I’m reading a really good book right now, called The Big Leap.
As I was coming home from work on the subway, I read a section about how we have limiting beliefs about all sorts of things: beliefs that hold us back from our true potential, that keep us from taking The Big Leap into our “zone of genius,” which is where we’re meant to live.
One of the beliefs the author mentions has to do with not allowing one’s light to shine too brightly. This is a message I received constantly from my parents.
For example, when I was in high school, my English teacher encouraged me to enter a poem in a regional poetry contest. It was sort of a big deal, so I thought, Why not?

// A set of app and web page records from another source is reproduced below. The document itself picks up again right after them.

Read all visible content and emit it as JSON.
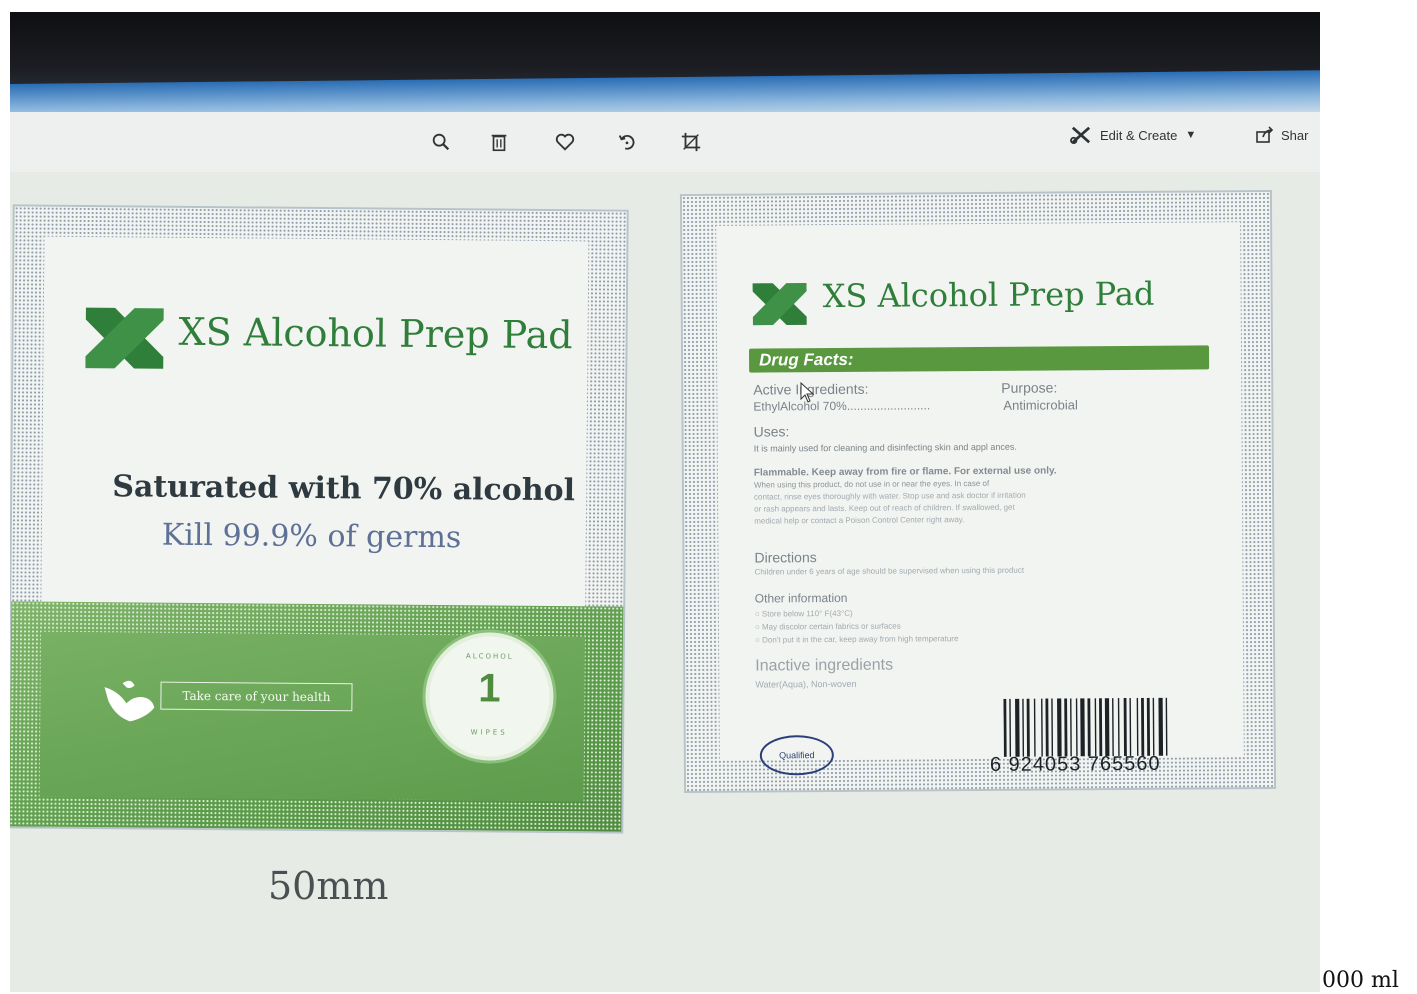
{
  "toolbar": {
    "edit_create_label": "Edit & Create",
    "share_label": "Shar",
    "icons": [
      "zoom-icon",
      "trash-icon",
      "heart-icon",
      "rotate-icon",
      "crop-icon"
    ]
  },
  "left_label": {
    "brand": "XS Alcohol Prep Pad",
    "headline": "Saturated with 70% alcohol",
    "subheadline": "Kill 99.9% of germs",
    "take_care": "Take care of your health",
    "badge_number": "1",
    "badge_top": "ALCOHOL",
    "badge_bottom": "WIPES",
    "size": "50mm",
    "accent": "#59983e"
  },
  "right_label": {
    "brand": "XS Alcohol Prep Pad",
    "drug_facts": "Drug Facts:",
    "active_heading": "Active Ingredients:",
    "purpose_heading": "Purpose:",
    "active_value": "EthylAlcohol 70%.........................",
    "purpose_value": "Antimicrobial",
    "uses_heading": "Uses:",
    "uses_text": "It is mainly used for cleaning and disinfecting skin and appl ances.",
    "warning_1": "Flammable. Keep away from fire or flame. For external use only.",
    "warning_2": "When using this product, do not use in or near the eyes. In case of",
    "warning_3": "contact, rinse eyes thoroughly with water. Stop use and ask doctor if irritation",
    "warning_4": "or rash appears and lasts. Keep out of reach of children. If swallowed, get",
    "warning_5": "medical help or contact a Poison Control Center right away.",
    "directions_heading": "Directions",
    "directions_text": "Children under 6 years of age should be supervised when using this product",
    "other_heading": "Other information",
    "other_1": "Store below 110° F(43°C)",
    "other_2": "May discolor certain fabrics or surfaces",
    "other_3": "Don't put it in the car, keep away from high temperature",
    "inactive_heading": "Inactive ingredients",
    "inactive_text": "Water(Aqua), Non-woven",
    "qualified": "Qualified",
    "barcode": "6 924053 765560"
  },
  "outside_text": "000 ml"
}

When the awards were going to be announced, the poetry judges called me and said that I had placed in the contest, and I needed to be there to accept an award. They didn’t tell me what I’d earned, but they said it was important that I be there.
Well, I had a part-time job, and no one would trade shifts with me. So the judges asked if my parents could come to the ceremony in my place.
So I went to work, trying not to be upset that I couldn’t be there to accept whatever award they were going to give me.
When I got home, my parents were there, and they told me what happened. They said, “The judges kept announcing honorable mentions, and then third place, and your name hadn’t been called. We thought they had made a mistake. Surely Lucy couldn’t have placed higher than third, right? This was a BIG contest.
“And then they called second place, and still, your name hadn’t been called.
“Finally, they announced the first place winner, and it was you! We couldn’t believe it! Look at this huge trophy, with your name on it!”
See what I mean? My parents didn’t believe that I was capable of writing a poem that could win a big regional prize. They made it seem like some sort of miracle, and that it really was a shock that my light could shine so brightly: brighter than anyone else’s that day.
I am changing that belief. Dumping it. For good. Right now.
How about you?